My usual supplier of steel was able to source some “black steel,” which is similar to C1018 in that it has less than 0.2 percent carbon content. In reality this has properties similar to iron, although is not as good as pure magnet iron. Round black steel has a rough surface, so it needs to be ordered oversize so that it can be machined to a good finish.

I ordered a 12-inch length of 3.5-inch diameter steel together with a 12-inch length of 4-by-2.5-inch steel that would be used for the base. In addition an 18-inch length of 3.5-by-1.5-inch steel was ordered to cut up and machine to provide four pole pieces.
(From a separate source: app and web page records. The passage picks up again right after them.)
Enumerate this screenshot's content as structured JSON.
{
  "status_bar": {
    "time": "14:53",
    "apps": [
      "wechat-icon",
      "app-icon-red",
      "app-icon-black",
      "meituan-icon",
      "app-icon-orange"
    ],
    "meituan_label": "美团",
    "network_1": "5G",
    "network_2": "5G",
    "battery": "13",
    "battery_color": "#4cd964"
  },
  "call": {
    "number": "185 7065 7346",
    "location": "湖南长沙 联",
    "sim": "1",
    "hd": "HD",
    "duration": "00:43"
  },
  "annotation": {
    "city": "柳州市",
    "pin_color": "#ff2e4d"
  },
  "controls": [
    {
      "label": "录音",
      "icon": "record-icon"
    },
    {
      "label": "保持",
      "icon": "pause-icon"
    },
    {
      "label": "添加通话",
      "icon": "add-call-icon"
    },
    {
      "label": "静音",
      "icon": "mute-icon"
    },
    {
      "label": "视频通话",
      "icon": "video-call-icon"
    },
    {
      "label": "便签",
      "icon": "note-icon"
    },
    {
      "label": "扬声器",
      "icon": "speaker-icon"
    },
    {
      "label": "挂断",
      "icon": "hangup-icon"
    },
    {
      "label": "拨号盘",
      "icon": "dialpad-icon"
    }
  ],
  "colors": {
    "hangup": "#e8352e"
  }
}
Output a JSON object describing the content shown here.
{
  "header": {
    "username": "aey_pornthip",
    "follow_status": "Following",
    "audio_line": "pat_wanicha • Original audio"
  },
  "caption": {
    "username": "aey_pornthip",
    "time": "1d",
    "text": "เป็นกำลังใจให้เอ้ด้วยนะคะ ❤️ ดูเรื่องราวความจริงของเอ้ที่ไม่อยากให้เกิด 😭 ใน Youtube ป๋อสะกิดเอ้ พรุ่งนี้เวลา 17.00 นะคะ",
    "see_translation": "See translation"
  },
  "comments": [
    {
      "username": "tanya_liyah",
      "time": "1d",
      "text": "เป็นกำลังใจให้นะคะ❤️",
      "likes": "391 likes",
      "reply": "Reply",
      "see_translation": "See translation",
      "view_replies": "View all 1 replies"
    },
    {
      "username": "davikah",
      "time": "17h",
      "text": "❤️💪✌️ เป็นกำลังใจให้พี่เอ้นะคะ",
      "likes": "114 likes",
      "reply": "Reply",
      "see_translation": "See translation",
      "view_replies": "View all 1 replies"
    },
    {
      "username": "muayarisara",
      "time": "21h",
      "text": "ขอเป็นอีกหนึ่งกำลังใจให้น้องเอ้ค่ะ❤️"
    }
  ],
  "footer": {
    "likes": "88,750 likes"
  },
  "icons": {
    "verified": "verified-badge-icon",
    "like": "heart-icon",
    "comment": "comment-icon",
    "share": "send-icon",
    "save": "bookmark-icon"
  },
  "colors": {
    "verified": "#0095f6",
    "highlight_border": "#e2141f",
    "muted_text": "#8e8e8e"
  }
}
While 200 turns of 10 AWG wire per coil would in theory have generated near 45,000 ampere-turns, the current drawn would be high at over 100 amps. This could be reduced to 74 amps by increasing the number of turns to 300, still achieving the same number of amp-turns. In addition, a standard 4-kg coil from the supplier held just sufficient to wind 300 turns (if the starting diameter of the core is 3 inches). Furthermore, winding 3-inch diameter for 5 inches of the core results in the winding being nearly 6 layers, which meant it could start and finish near the bottom. The copper wire ordered was class H winding wire, with a dual polyester coating capable of withstanding high abrasion and temperatures.



Some hard plastic, acquired many years ago and since stored in a corner of the workshop, was used to form the end plates and the platform to rest the magneto on while it was charged.
To help reduce arcing when the power was switched on and off, a 12-volt car starter solenoid was purchased, along with a simple press switch, some connecting wire (6 and 8 AWG) and terminal screws. There will still be some arcing of these points so rectifier diodes were needed to suppress it.

For a more professional device an ammeter can be added, which is very useful since it shows when peak amperes are flowing. This allows for the power to be switched off one second later, by which time the cores of the coils would be fully saturated.